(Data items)
+-------+

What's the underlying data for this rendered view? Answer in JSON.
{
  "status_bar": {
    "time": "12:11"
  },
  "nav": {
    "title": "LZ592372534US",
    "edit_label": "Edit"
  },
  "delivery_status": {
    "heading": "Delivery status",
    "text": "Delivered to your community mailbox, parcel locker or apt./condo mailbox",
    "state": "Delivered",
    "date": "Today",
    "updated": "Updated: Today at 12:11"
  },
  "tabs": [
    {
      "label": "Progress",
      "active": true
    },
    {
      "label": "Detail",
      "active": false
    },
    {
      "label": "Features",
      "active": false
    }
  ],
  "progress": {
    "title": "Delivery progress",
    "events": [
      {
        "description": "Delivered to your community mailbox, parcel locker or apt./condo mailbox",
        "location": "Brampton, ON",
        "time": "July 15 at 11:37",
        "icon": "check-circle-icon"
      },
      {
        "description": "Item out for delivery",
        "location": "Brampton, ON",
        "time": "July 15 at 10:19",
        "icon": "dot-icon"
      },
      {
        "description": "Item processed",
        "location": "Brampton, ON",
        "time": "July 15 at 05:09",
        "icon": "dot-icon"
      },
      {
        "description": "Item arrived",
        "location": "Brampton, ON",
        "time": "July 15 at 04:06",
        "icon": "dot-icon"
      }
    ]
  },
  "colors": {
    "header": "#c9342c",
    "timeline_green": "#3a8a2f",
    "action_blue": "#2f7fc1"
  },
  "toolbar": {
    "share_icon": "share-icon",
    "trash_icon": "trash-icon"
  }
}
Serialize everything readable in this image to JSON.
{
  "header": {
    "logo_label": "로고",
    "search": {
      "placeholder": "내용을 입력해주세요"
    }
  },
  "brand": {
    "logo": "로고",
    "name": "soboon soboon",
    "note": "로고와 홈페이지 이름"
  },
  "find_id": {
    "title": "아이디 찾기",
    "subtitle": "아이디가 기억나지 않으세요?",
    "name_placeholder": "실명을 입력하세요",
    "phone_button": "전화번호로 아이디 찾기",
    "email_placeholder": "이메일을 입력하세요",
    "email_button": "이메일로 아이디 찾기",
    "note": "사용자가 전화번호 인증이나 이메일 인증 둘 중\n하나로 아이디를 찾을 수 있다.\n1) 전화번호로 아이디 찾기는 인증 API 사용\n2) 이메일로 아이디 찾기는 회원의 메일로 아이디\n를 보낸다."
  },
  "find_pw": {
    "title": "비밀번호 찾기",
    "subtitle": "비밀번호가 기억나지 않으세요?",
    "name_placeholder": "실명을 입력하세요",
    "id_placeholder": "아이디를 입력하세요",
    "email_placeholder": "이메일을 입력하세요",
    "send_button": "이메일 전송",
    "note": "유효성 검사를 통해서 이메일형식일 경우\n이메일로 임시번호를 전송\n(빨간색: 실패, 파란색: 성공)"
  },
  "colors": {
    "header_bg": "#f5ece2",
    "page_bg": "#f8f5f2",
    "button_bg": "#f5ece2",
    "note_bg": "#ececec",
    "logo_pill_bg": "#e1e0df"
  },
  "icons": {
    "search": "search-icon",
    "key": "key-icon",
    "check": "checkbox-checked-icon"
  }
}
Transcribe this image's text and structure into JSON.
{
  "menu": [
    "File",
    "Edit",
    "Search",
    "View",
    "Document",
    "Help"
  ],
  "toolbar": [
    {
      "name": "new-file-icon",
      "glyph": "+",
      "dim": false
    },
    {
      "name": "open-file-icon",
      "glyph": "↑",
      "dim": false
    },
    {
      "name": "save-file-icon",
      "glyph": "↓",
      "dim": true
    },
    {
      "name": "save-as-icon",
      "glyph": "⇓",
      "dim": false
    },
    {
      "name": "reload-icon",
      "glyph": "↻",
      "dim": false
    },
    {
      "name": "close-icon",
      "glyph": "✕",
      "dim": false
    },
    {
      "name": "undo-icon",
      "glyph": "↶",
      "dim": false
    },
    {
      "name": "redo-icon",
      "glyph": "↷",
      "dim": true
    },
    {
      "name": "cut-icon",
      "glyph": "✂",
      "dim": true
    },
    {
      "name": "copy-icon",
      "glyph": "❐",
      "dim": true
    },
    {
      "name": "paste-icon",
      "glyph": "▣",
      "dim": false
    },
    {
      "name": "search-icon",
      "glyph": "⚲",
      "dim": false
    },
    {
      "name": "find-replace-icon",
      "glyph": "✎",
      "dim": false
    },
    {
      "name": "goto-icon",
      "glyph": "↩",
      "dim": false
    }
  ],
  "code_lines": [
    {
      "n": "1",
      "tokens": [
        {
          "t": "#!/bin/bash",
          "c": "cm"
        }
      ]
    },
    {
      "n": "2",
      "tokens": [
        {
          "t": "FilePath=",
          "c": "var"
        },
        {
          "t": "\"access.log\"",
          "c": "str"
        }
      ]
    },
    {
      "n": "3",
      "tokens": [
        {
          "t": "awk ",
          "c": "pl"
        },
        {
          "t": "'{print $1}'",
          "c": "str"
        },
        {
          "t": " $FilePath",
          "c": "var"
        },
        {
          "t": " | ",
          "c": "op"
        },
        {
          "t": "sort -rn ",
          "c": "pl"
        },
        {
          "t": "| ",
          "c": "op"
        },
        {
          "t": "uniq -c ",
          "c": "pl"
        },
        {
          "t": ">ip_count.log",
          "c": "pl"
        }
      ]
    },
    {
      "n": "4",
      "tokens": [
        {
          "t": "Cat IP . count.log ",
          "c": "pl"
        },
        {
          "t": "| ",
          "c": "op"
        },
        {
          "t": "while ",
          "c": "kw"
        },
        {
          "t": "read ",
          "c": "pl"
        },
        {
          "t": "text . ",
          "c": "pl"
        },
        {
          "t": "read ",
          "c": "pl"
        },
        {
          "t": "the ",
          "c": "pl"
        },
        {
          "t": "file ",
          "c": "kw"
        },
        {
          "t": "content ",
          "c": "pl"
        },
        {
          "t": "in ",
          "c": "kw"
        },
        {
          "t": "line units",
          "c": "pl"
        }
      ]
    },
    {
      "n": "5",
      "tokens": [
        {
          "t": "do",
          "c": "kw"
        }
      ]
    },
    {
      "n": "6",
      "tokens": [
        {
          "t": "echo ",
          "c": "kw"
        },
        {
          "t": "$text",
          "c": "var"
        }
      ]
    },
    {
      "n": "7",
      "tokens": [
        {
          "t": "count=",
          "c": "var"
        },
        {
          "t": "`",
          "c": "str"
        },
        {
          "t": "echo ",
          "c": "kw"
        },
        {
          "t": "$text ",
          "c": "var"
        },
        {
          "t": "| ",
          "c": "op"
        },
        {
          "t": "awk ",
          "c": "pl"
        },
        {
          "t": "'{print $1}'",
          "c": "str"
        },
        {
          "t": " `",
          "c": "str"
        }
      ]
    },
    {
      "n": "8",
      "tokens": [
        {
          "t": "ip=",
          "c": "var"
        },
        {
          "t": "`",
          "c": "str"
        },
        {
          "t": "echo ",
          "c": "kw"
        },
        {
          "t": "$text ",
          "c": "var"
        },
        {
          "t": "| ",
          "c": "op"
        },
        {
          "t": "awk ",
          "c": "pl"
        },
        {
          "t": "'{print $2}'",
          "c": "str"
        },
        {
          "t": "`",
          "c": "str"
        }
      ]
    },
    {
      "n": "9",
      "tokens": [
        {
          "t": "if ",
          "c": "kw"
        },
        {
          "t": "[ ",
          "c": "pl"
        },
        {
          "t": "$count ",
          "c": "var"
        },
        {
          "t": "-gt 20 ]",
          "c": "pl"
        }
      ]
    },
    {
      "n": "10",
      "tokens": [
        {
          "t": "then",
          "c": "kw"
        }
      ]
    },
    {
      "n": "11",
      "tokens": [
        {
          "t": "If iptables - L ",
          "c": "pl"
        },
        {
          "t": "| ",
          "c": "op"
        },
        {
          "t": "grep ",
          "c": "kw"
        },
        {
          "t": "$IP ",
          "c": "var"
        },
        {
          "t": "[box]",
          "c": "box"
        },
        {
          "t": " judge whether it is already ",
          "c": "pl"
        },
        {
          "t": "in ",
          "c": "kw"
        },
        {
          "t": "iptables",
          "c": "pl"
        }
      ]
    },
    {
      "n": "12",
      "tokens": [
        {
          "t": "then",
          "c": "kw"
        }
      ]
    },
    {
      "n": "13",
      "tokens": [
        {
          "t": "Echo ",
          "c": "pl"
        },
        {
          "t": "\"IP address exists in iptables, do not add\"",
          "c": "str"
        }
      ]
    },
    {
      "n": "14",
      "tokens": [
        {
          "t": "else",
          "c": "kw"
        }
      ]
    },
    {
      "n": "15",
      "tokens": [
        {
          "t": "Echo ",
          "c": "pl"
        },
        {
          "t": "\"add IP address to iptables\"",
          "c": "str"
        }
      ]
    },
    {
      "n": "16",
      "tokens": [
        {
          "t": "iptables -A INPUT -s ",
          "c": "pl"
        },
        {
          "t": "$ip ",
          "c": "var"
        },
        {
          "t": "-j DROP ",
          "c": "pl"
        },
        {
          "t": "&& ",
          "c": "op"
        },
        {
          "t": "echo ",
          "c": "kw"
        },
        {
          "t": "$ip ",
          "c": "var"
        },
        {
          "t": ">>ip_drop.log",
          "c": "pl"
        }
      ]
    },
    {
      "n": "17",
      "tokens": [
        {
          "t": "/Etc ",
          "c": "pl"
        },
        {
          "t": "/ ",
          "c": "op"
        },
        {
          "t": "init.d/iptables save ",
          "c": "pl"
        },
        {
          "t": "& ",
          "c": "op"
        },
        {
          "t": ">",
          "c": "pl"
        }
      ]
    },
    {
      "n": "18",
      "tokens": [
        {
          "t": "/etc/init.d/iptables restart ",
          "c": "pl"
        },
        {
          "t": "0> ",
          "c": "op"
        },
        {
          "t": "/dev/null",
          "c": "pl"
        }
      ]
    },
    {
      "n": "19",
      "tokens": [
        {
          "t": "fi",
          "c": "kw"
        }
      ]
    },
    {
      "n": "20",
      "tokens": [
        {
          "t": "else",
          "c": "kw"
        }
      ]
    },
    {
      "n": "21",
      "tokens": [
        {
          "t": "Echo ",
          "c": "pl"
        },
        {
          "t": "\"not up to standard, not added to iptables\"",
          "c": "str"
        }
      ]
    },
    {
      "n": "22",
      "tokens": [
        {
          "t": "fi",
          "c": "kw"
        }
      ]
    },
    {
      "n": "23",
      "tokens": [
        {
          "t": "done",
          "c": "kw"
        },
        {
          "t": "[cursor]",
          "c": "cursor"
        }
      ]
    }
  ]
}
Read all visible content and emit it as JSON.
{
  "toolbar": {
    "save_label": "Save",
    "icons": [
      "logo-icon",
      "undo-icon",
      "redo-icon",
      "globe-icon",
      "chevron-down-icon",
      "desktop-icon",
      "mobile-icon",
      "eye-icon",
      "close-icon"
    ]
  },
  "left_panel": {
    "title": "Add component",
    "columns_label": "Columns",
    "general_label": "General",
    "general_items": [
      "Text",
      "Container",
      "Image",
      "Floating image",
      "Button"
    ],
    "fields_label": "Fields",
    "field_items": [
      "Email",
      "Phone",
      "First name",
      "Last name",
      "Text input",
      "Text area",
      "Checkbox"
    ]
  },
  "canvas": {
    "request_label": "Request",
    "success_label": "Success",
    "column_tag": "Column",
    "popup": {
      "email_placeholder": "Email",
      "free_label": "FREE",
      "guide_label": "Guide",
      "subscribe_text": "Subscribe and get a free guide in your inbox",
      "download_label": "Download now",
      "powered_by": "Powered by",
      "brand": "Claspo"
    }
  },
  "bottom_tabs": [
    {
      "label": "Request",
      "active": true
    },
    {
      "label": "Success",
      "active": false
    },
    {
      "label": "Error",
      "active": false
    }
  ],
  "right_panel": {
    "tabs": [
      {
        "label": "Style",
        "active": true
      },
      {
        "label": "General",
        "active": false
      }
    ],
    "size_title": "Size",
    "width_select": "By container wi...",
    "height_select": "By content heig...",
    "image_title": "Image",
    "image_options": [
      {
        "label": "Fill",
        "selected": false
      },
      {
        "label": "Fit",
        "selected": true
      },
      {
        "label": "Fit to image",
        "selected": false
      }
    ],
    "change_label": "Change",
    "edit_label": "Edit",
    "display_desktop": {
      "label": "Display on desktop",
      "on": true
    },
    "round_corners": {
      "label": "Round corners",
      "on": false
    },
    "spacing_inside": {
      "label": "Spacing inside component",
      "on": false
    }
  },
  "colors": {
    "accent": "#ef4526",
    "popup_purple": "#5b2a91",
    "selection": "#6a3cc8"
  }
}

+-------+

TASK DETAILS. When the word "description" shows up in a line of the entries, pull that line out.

REPLY TO THE EXERCISE.
        "description": "Delivered to your community mailbox, parcel locker or apt./condo mailbox",
        "description": "Item out for delivery",
        "description": "Item processed",
        "description": "Item arrived",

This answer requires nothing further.